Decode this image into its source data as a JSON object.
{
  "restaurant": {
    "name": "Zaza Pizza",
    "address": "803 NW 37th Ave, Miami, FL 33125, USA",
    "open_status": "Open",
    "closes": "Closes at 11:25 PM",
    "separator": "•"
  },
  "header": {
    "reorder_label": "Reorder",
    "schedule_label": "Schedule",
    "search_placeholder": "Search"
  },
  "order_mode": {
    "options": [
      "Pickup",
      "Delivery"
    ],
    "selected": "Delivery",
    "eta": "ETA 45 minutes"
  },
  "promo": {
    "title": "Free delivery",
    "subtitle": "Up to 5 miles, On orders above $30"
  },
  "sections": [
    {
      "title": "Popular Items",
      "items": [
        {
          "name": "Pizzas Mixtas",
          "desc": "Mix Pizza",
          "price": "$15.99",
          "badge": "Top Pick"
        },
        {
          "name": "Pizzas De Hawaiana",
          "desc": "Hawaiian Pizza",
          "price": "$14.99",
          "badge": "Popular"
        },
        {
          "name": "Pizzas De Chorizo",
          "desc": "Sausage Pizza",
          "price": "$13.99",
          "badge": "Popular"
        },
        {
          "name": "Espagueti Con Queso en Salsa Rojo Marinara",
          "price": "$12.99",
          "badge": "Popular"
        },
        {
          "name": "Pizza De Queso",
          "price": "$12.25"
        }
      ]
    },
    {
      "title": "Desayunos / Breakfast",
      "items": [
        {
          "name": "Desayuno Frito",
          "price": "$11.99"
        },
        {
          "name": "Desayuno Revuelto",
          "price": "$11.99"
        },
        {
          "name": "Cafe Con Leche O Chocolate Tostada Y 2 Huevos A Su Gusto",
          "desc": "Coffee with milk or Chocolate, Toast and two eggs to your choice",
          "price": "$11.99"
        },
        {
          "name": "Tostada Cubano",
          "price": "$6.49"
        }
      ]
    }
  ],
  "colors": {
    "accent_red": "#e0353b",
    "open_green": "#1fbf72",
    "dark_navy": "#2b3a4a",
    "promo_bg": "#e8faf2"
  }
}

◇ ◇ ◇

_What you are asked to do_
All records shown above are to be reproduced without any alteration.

_Solution_
Decode this image into its source data as a JSON object.
{
  "restaurant": {
    "name": "Zaza Pizza",
    "address": "803 NW 37th Ave, Miami, FL 33125, USA",
    "open_status": "Open",
    "closes": "Closes at 11:25 PM",
    "separator": "•"
  },
  "header": {
    "reorder_label": "Reorder",
    "schedule_label": "Schedule",
    "search_placeholder": "Search"
  },
  "order_mode": {
    "options": [
      "Pickup",
      "Delivery"
    ],
    "selected": "Delivery",
    "eta": "ETA 45 minutes"
  },
  "promo": {
    "title": "Free delivery",
    "subtitle": "Up to 5 miles, On orders above $30"
  },
  "sections": [
    {
      "title": "Popular Items",
      "items": [
        {
          "name": "Pizzas Mixtas",
          "desc": "Mix Pizza",
          "price": "$15.99",
          "badge": "Top Pick"
        },
        {
          "name": "Pizzas De Hawaiana",
          "desc": "Hawaiian Pizza",
          "price": "$14.99",
          "badge": "Popular"
        },
        {
          "name": "Pizzas De Chorizo",
          "desc": "Sausage Pizza",
          "price": "$13.99",
          "badge": "Popular"
        },
        {
          "name": "Espagueti Con Queso en Salsa Rojo Marinara",
          "price": "$12.99",
          "badge": "Popular"
        },
        {
          "name": "Pizza De Queso",
          "price": "$12.25"
        }
      ]
    },
    {
      "title": "Desayunos / Breakfast",
      "items": [
        {
          "name": "Desayuno Frito",
          "price": "$11.99"
        },
        {
          "name": "Desayuno Revuelto",
          "price": "$11.99"
        },
        {
          "name": "Cafe Con Leche O Chocolate Tostada Y 2 Huevos A Su Gusto",
          "desc": "Coffee with milk or Chocolate, Toast and two eggs to your choice",
          "price": "$11.99"
        },
        {
          "name": "Tostada Cubano",
          "price": "$6.49"
        }
      ]
    }
  ],
  "colors": {
    "accent_red": "#e0353b",
    "open_green": "#1fbf72",
    "dark_navy": "#2b3a4a",
    "promo_bg": "#e8faf2"
  }
}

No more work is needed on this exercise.